Blood Transfusion Errors - Medical Negligence Solicitors – Compensation Claims

Helpline 0844 332 0932

Medical Negligence Solicitors

If you have been injured in the UK by a healthcare professional including a doctor, dentist, nurse or technician in a surgery, hospital or clinic and would like to speak to a specialist medical negligence solicitor about Blood Transfusion Errors without further obligation, just use the helpline. A medical negligence lawyer who deals exclusively in personal injury claims involving clinical negligence will speak to you, giving free advice and information on how best to preserve your legal right to receive compensation as a result of injuries caused by medical negligence. We operate using the no win no fee* scheme and you will not have to fund or finance your claim in any respect. In the event that the claim is successful the other side will pay our legal charges and if we are not successful you pay nothing at all. You have nothing to lose in taking up our offer of free advice and there is no further obligation should you decide not to pursue a claim further. We offer a true professional risk free service and you will only ever deal with a qualified, specialist medical negligence solicitor who answers to the Solicitors Regulation Authority. Do yourself justice and call our offices today.

Helpline 0844 332 0932

Blood Transfusion Errors

Blood transfusions are not without risks. This is even when the best of screening and preparation are presumably done. The major risks of blood transfusion reactions include immune reactions, infections and non-immune reactions.

Immune-related reactions happen when the person receiving the transfusion has an immune system that attacks the blood components being transfused. It can also happen when the blood results in an allergic reaction.

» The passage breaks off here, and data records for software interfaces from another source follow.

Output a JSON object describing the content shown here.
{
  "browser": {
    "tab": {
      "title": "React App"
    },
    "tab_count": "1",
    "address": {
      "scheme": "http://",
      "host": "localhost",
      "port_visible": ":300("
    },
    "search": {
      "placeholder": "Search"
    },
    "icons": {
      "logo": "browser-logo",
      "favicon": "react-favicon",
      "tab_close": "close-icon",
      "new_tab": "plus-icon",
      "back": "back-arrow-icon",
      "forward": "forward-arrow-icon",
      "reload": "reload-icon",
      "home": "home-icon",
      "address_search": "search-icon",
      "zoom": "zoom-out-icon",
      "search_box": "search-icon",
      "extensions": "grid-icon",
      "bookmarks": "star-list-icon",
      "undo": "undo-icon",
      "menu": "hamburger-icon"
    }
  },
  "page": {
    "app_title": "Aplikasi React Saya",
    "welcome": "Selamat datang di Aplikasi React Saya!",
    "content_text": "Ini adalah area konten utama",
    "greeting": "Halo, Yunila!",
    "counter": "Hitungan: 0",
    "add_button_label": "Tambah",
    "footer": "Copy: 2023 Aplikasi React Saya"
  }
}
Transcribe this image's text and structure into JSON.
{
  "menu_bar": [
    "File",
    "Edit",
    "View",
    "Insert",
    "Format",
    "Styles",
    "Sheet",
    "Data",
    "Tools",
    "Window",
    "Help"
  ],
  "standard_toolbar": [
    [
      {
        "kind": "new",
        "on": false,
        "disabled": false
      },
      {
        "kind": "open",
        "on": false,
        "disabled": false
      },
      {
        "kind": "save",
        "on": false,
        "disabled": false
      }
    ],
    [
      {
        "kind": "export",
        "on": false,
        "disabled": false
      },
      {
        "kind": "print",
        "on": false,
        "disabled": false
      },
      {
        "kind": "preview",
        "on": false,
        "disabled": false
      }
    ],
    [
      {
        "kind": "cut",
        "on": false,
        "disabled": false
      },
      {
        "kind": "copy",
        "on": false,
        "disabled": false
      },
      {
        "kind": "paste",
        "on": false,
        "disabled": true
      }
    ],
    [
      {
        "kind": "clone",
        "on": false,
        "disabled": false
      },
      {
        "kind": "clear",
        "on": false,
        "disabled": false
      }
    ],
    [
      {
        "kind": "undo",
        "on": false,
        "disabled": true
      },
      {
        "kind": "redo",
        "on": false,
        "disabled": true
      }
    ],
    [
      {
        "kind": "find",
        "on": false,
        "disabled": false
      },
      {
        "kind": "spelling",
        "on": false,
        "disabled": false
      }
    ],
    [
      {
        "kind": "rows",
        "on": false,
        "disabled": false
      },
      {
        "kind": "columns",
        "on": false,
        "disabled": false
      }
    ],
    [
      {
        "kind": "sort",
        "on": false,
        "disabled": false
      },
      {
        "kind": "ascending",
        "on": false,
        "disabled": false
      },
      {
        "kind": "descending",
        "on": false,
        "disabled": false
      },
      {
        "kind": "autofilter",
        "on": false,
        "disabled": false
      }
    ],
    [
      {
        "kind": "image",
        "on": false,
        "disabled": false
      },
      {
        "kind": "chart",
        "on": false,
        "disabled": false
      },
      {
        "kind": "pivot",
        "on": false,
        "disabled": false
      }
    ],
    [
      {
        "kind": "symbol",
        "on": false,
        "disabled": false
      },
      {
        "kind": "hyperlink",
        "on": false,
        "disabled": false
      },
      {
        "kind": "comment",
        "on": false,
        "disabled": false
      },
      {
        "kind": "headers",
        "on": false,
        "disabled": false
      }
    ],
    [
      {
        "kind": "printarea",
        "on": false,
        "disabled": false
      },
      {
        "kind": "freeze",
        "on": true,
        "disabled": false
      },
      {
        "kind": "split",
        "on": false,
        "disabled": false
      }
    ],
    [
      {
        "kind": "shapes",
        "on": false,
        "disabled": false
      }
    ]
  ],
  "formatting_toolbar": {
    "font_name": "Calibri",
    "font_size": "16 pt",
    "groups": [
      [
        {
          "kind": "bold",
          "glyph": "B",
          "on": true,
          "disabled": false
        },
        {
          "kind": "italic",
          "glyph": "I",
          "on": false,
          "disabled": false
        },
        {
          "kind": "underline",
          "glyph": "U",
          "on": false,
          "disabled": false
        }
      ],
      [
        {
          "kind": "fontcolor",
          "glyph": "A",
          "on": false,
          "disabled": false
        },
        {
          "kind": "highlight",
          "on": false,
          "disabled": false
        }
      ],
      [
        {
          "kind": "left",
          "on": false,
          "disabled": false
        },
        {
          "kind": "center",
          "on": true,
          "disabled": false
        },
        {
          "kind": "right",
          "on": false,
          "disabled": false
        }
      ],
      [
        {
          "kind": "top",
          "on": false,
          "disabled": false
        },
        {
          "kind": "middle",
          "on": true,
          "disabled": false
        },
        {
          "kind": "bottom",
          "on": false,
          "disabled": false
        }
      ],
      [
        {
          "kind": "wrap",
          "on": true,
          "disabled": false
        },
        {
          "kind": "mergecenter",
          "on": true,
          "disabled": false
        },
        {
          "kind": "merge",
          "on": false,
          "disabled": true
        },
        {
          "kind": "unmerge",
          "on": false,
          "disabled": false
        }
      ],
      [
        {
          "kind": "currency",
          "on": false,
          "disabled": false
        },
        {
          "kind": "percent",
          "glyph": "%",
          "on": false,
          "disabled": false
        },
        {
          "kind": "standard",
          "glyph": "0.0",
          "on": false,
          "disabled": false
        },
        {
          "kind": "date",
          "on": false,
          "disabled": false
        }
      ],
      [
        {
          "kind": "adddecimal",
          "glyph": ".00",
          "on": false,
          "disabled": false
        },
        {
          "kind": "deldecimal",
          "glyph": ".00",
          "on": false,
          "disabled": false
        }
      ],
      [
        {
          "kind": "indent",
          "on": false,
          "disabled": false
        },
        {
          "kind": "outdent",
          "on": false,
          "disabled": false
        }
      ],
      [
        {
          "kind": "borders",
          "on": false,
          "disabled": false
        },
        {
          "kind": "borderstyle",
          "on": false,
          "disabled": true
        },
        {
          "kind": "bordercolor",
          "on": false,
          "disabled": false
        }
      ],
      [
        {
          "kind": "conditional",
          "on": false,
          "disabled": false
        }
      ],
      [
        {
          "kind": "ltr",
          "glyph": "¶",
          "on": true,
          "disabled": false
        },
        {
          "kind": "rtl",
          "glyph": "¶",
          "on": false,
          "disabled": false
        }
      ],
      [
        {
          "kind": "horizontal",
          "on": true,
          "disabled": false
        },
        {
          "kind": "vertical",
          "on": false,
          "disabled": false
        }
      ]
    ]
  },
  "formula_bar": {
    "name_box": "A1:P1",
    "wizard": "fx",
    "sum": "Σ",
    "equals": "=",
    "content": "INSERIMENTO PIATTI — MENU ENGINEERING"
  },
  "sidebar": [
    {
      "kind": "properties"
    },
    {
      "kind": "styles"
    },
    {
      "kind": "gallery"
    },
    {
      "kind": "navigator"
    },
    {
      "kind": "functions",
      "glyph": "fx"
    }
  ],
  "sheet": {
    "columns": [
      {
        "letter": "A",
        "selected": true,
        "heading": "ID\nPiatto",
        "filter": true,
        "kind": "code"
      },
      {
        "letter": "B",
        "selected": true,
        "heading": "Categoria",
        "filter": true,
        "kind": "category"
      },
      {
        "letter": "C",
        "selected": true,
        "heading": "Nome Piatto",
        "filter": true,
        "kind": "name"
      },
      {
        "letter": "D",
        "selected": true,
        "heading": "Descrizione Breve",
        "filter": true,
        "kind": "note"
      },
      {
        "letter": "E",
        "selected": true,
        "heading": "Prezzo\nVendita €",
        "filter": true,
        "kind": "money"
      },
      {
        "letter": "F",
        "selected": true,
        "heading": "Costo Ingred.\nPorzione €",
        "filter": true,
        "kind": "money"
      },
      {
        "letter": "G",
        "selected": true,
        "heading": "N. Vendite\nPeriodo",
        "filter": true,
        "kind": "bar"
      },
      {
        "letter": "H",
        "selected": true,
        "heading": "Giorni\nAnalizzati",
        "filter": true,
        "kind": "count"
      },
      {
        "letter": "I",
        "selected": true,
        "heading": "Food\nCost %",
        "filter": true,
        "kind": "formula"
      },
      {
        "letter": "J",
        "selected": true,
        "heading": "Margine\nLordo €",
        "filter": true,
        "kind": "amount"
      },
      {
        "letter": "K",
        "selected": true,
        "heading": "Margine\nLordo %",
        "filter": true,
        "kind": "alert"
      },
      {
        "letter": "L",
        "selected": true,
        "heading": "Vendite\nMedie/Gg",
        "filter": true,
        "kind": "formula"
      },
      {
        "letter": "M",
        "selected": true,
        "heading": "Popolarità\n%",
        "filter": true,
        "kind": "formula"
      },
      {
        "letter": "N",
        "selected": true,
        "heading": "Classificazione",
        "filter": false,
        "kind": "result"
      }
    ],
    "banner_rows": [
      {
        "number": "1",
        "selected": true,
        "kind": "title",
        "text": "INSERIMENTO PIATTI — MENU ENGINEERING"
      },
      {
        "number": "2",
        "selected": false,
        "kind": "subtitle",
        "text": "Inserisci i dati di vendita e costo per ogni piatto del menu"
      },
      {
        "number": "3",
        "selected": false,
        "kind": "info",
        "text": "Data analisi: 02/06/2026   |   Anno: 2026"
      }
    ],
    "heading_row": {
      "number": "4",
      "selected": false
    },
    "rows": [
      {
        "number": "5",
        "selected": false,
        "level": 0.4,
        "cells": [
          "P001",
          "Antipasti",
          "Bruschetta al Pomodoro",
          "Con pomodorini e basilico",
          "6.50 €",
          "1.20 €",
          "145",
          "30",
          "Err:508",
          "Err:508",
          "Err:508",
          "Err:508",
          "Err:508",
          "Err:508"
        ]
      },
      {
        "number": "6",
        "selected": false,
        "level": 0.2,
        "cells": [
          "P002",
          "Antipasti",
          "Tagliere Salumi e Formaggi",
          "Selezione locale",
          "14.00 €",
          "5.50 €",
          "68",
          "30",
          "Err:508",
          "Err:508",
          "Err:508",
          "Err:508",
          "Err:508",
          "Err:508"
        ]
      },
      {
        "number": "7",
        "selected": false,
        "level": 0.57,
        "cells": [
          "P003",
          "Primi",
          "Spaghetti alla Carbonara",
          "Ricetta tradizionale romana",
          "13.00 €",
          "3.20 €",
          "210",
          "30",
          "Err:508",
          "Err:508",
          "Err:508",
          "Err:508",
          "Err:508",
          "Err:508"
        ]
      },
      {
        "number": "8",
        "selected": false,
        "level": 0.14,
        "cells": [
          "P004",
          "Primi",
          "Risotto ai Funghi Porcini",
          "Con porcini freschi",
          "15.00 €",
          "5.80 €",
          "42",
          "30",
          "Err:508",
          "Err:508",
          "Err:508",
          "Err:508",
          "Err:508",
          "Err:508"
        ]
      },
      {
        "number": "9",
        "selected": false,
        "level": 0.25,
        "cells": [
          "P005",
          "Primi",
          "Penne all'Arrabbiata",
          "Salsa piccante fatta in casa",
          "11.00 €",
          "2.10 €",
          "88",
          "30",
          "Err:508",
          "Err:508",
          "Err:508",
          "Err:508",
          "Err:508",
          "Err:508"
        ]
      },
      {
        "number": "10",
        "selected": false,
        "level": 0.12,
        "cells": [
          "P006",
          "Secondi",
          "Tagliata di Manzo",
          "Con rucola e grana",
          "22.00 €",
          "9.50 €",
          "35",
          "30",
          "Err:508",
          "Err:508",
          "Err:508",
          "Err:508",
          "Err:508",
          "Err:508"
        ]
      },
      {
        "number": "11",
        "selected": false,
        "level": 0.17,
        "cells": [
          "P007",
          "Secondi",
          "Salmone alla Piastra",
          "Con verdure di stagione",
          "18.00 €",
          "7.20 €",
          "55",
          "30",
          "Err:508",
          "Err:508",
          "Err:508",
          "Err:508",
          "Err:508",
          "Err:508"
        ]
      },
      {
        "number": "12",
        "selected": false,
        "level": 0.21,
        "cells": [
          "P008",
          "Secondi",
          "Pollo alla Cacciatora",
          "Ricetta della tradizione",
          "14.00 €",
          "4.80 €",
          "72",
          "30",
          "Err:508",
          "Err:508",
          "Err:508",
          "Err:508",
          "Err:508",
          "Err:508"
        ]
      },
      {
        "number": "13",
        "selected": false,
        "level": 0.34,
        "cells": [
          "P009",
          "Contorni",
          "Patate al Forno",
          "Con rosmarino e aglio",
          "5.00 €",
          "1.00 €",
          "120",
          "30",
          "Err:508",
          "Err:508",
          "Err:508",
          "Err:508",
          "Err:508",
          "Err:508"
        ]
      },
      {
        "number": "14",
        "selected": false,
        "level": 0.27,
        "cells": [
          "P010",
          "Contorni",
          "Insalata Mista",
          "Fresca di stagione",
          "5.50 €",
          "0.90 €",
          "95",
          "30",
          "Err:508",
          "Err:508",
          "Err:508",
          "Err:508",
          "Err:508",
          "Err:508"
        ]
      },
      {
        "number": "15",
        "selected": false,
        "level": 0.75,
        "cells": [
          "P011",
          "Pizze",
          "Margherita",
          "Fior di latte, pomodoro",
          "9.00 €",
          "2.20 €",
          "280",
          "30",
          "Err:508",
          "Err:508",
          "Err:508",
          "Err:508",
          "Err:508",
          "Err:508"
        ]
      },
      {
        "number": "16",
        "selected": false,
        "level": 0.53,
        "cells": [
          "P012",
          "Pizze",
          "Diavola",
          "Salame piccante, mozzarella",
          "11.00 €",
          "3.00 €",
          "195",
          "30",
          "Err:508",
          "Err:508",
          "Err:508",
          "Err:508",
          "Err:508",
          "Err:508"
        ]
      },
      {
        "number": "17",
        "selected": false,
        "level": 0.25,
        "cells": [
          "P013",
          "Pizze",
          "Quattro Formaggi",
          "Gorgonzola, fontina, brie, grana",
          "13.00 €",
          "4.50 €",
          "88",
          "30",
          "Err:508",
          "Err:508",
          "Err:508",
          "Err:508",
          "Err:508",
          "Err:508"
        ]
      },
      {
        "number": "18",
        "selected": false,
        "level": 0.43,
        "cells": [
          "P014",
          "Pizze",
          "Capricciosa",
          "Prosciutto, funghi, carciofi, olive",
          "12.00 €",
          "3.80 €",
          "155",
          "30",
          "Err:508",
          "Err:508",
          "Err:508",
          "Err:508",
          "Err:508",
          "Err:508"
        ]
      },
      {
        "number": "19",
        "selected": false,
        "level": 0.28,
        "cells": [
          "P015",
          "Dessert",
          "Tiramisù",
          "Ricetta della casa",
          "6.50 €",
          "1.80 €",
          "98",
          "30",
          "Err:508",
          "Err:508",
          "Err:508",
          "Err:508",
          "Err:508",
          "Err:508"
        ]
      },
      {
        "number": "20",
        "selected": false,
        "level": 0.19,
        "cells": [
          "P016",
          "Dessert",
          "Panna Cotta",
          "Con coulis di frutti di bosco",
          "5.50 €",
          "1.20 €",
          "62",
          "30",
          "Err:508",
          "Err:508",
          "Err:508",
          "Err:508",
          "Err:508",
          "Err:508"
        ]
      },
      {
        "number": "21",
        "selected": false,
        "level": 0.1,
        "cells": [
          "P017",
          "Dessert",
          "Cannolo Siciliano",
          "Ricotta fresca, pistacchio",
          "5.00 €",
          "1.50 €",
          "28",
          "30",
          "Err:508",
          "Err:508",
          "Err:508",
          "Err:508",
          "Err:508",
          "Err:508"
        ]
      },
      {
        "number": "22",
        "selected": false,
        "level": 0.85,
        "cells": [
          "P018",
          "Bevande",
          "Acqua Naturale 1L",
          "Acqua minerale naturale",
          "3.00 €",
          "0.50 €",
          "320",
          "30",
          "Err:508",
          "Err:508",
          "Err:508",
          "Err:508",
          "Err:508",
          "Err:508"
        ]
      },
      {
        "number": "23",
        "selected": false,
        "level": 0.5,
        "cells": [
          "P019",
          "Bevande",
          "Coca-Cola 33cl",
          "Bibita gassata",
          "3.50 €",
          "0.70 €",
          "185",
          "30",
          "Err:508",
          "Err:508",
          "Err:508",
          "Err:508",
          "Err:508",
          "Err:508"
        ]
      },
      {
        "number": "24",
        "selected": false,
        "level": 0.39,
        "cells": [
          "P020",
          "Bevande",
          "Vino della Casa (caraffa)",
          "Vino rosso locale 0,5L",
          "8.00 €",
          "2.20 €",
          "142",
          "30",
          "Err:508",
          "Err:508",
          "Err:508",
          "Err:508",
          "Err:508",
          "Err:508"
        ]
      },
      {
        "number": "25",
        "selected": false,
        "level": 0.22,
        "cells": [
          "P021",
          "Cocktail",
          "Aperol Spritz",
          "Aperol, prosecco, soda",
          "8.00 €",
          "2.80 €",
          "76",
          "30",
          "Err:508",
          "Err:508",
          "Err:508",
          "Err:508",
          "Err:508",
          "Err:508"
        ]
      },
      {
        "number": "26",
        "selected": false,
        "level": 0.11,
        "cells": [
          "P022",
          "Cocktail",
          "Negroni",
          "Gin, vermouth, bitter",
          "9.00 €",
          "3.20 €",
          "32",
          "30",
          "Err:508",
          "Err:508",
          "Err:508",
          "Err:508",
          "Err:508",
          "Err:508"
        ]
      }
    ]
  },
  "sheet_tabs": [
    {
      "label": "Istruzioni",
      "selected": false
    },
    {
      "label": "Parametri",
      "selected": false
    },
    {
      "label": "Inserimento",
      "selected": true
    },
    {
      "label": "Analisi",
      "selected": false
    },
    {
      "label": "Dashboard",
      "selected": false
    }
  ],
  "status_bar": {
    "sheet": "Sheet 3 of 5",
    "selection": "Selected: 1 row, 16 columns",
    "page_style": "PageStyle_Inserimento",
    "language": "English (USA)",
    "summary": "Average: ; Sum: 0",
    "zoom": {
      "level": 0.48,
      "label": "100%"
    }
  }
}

Such a reaction is called a transfusion reaction.

Many transfusion reactions happen due to errors a person in the lab makes in matching the recipient's blood to the blood being transfused. These are administrative mistakes that happen because labels are misread or labels are mis-labeled. Much effort is made to prevent these types of errors, and fortunately they only happen in about 1 out of 14,000 transfusions. Even if the lab personnel select the right blood type, there is still the chance of a transfusion reaction.

Transfusion reactions can be severe or mild. If they are mild, they tend to have symptoms but not life threatening symptoms. Even so, mild symptoms can be scary. Severe transfusion reactions are often life-threatening; however, they are rare events. Symptoms of mild transfusion reactions include hives, itching, wheezing and fever. Symptoms of severe reactions include the possibility of anaphylaxis and shock.

The treatment of a transfusion reaction is to stop the blood transfusion. Usually it turns out to be a mild reaction but it is impossible for the doctor to know for sure.

Immune-related transfusion reactions come in several varieties. These include the following:

  • Non-haemolytic fever reactions. These cause fever and chills but there is no destruction of red blood cells. This is the most common type of transfusion reaction and occurs even if everything has been matched in the laboratory. This happens more often if you have had many previous blood transfusions. This happens because the body mistakes minor aspects of the blood as foreign and makes antibodies against them. It is important to do as careful a screening as possible before giving the blood.
  • Haemolytic reactions are the most severe. These happen when the transfusion reaction is related to ABO or Rh sensitivity—if the two blood types to not match. Blood cells become haemolytic and break down and the immune system is on full alert against the new blood. Haemolytic transfusion reactions have the potential to be life-threatening.
  • There can be mild haemolytic blood reactions when the patient’s blood has a reaction to one of more than a hundred minor blood types. These are less serious than those who have a reaction to a ABO or Rh blood type.
  • There can be an immune type reaction to platelets. This results in the disruption of the transfused platelets and it becomes difficult to find a blood transfusion that actually doesn’t provide a reaction to the patient.
  • In unusual situations, there can be an immune reaction that attacks the lungs in a situation known as transfusion-related acute lung injury. The patient has difficulty breathing and other lung symptoms. While dangerous, most people fully recover from this reaction.

Helpline 0844 332 0932

Non-Immune Reactions

These are side effects that do not happen as a result of an immune situation. An example is fluid overload, which happens when the provider gives too much blood at the same time in a given transfusion. It is usually treated by giving the patient diuretics to decrease the amount of fluid in the body. It can happen if you have not lost blood prior to getting the transfusion.

Iron overload can happen if you get repetitive transfusions because iron is part of transfused blood. It is often called acquired haemochromatosis.

Infections can be gotten from a transfusion. Typical viral infections include hepatitis B, hepatitis C and HIV infections. These are rare infections because of significant screening through the US FDA, which oversees the collection, storage, testing and use of transfused blood. The risk is greater in countries that are less developed. Blood can be contaminated also with parasites or bacteria in which the infection happens after the donation. This is fortunately a rare occurrence and is reduced by proper collection and storage of blood.

Helpline 0844 332 0932